_Extracted data entries:_
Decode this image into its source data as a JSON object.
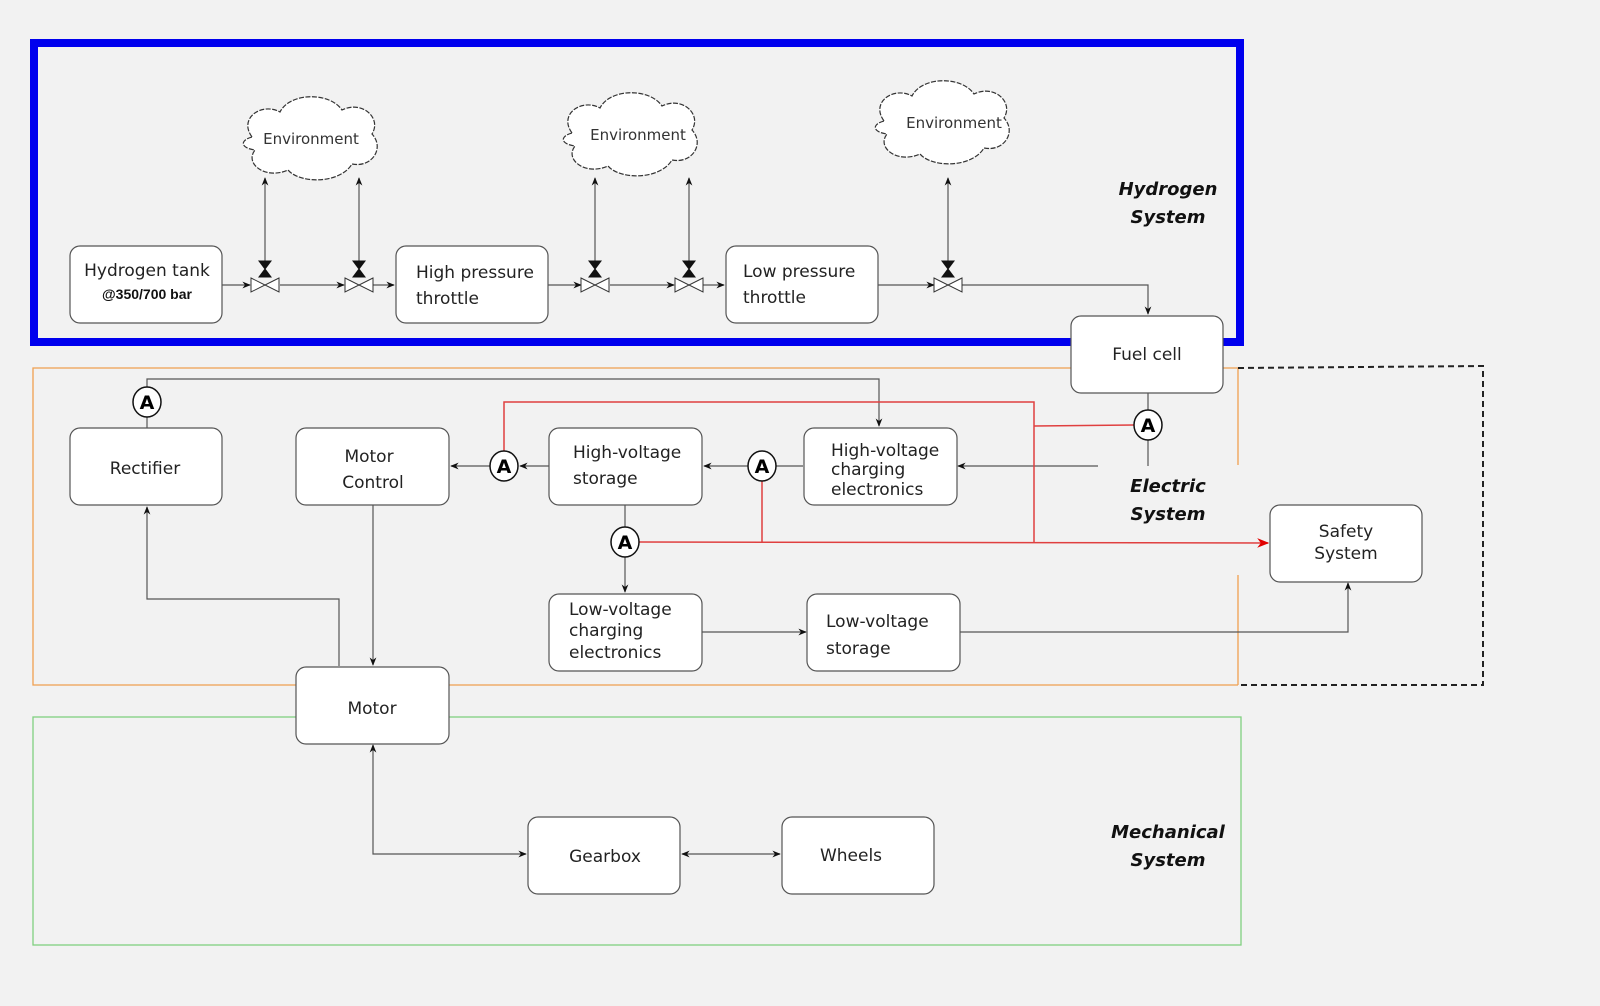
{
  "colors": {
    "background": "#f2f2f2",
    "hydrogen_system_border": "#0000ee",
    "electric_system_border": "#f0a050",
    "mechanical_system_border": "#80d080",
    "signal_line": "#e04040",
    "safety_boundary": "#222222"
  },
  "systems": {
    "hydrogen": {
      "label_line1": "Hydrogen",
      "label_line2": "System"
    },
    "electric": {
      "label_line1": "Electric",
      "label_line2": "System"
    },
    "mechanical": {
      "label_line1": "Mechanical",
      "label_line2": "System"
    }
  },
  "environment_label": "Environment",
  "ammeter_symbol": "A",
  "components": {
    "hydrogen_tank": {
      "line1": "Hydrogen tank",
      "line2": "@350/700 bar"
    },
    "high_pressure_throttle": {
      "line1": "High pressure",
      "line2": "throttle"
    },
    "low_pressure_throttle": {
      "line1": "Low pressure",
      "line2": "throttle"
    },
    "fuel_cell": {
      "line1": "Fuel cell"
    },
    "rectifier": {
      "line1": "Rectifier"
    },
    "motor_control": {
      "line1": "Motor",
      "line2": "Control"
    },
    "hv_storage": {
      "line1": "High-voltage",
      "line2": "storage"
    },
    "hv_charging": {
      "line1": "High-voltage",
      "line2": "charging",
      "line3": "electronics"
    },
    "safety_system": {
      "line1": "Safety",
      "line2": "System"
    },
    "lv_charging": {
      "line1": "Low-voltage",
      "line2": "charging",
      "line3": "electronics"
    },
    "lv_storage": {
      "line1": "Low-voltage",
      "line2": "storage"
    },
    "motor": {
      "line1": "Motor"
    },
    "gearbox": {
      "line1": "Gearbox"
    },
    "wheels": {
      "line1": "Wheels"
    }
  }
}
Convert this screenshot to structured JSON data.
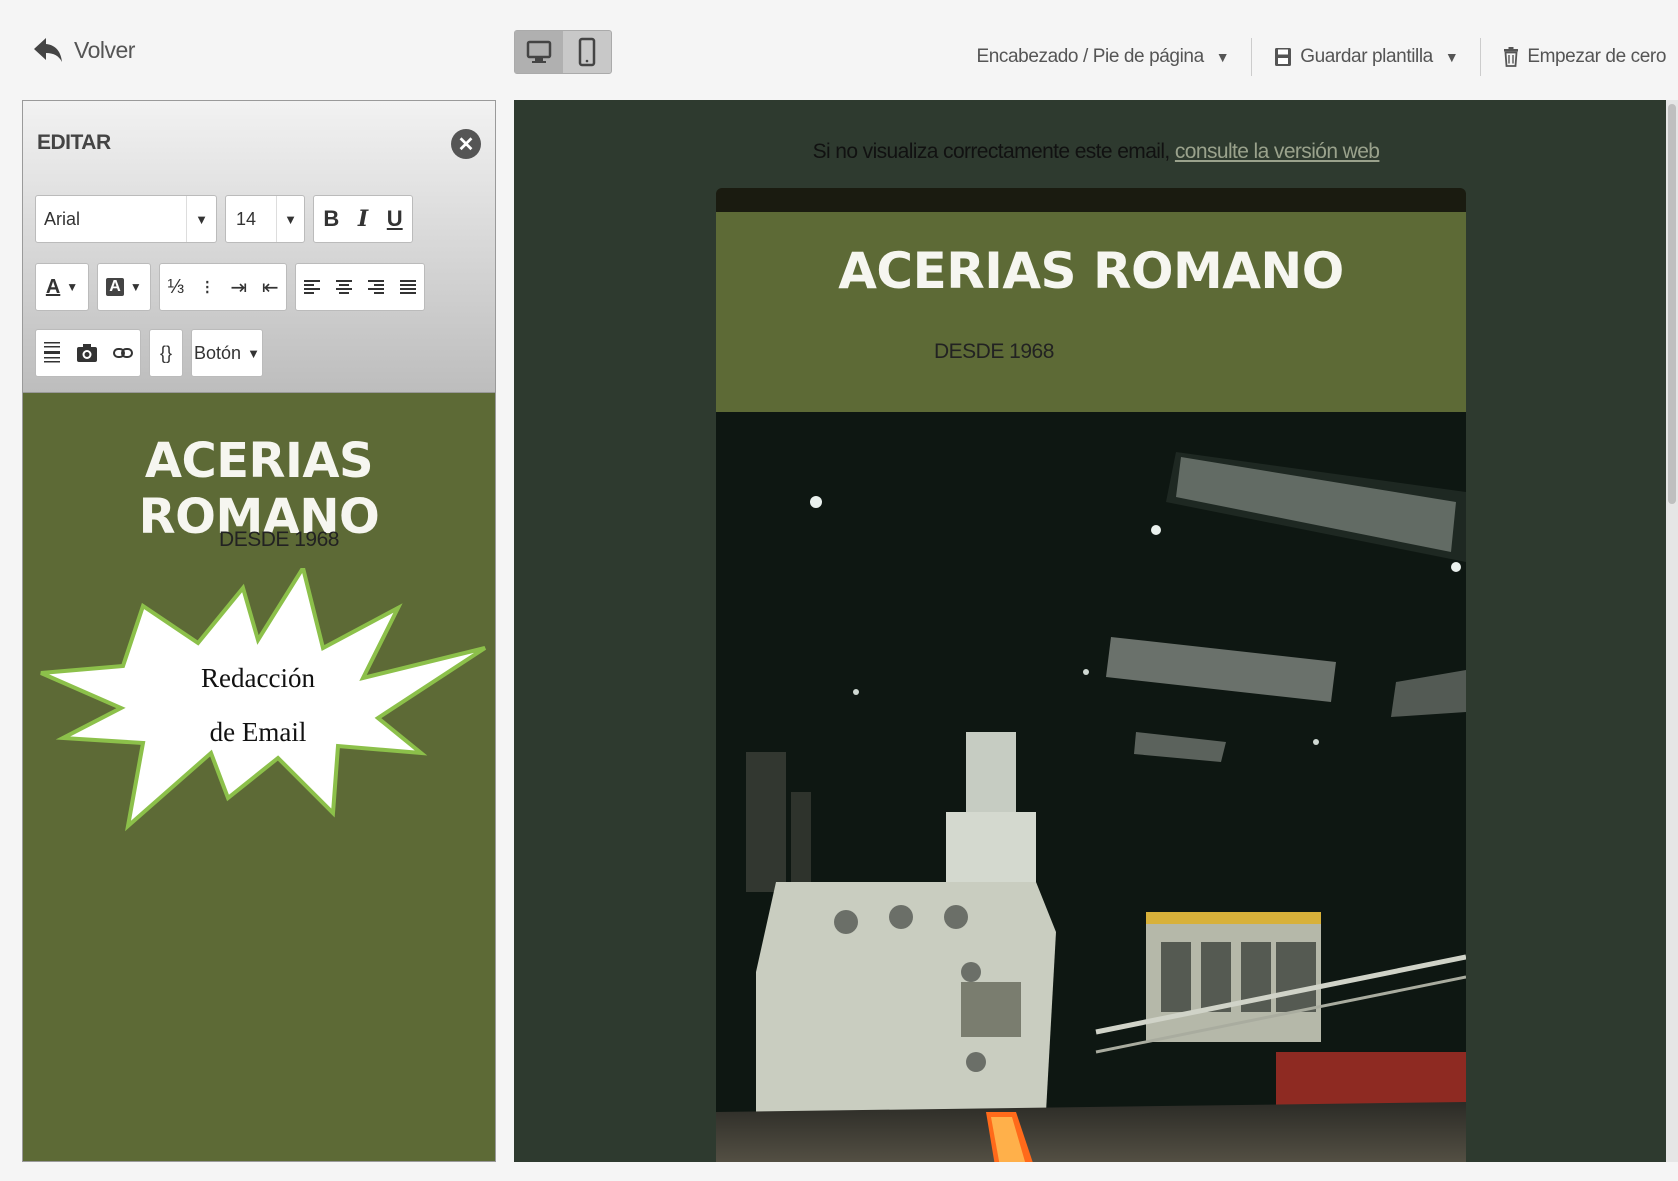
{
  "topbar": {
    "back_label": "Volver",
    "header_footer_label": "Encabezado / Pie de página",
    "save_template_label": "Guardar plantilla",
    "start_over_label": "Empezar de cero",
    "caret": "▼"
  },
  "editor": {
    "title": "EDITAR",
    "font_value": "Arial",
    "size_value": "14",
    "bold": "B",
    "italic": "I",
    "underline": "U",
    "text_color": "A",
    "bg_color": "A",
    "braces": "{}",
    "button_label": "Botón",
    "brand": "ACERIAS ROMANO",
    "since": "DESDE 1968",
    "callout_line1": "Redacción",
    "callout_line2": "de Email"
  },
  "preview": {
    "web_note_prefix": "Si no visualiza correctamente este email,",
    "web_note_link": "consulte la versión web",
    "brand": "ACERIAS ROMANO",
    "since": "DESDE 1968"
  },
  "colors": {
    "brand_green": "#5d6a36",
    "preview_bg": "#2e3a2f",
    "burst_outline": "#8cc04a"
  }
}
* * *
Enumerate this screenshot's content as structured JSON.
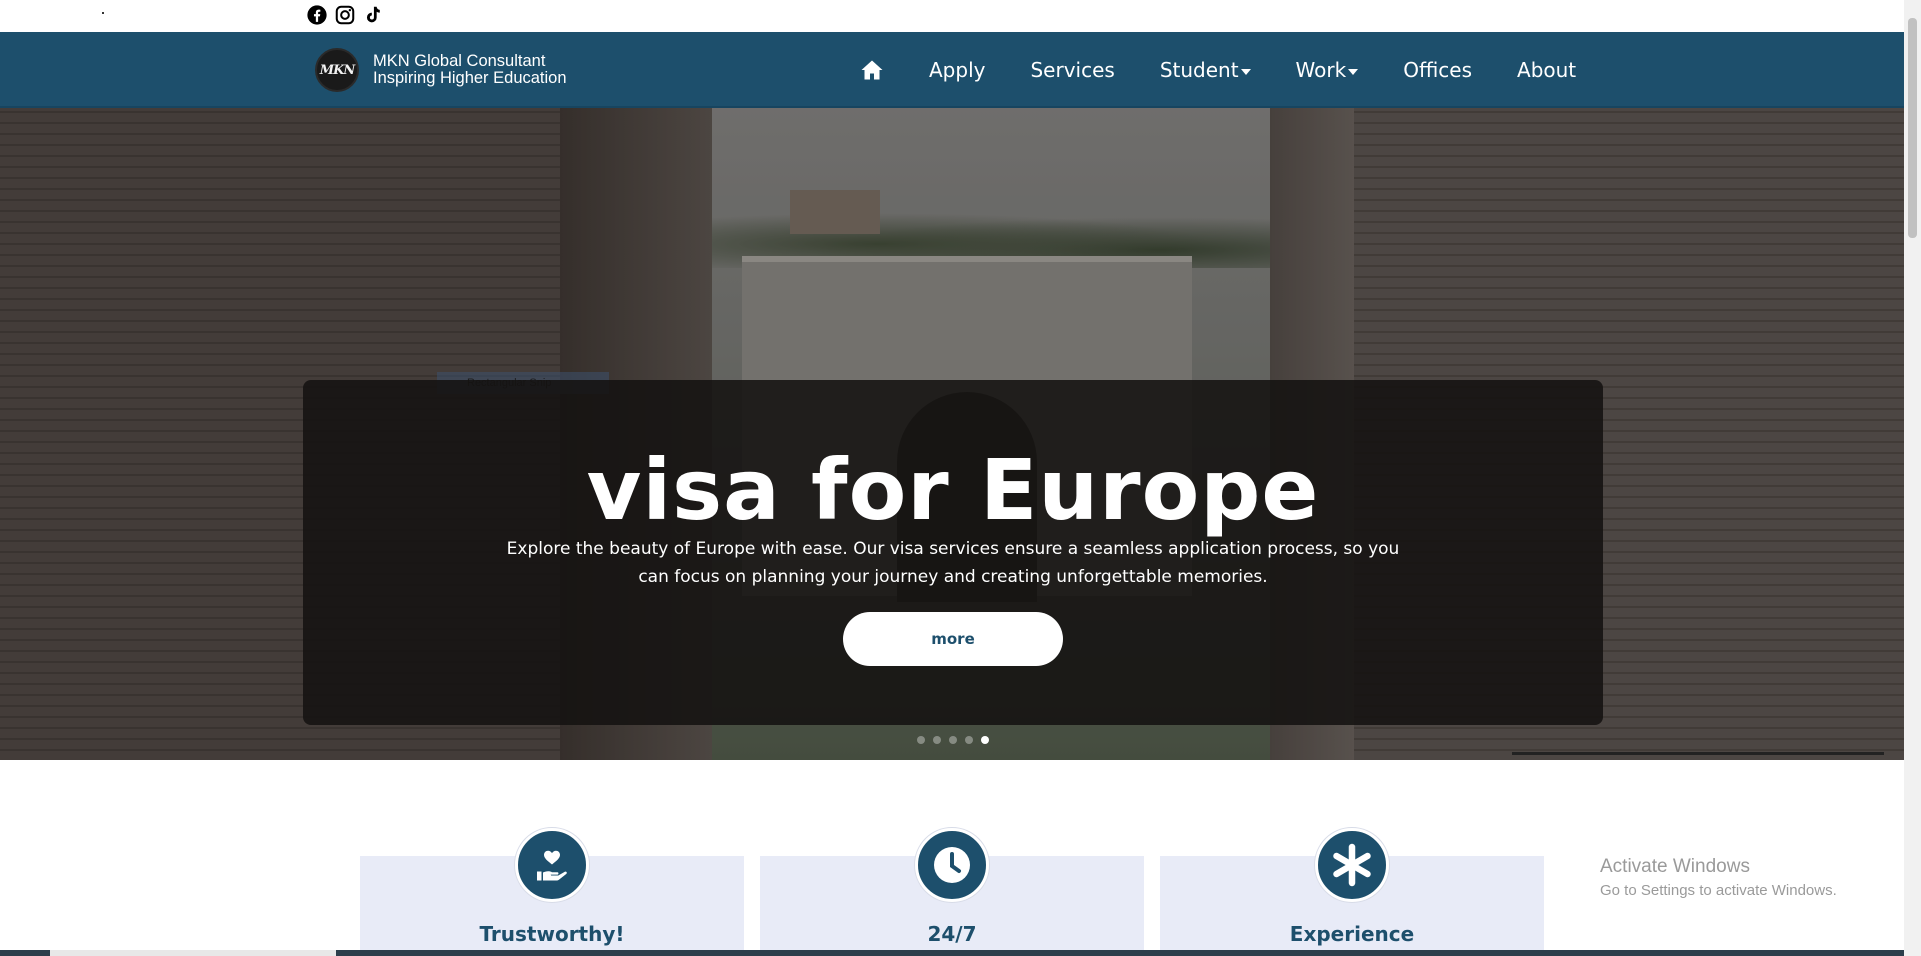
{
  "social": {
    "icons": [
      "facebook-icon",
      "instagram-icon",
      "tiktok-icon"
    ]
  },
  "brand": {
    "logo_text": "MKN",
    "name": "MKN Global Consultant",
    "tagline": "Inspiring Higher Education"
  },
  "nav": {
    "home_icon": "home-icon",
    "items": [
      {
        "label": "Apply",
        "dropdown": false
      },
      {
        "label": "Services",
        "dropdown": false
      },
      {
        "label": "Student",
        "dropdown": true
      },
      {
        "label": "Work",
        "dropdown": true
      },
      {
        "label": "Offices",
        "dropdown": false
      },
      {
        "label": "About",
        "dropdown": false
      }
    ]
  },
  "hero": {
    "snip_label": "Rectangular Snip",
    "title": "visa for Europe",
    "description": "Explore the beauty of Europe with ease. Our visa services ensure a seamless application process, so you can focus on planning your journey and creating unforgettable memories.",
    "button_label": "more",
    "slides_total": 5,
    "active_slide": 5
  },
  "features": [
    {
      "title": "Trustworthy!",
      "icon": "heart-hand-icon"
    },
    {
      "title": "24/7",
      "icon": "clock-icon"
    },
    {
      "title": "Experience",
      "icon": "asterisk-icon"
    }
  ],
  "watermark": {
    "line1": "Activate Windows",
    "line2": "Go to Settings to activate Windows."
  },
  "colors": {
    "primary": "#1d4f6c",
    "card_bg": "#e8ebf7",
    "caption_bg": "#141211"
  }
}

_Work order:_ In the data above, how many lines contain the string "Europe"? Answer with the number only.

_Your response:_ 2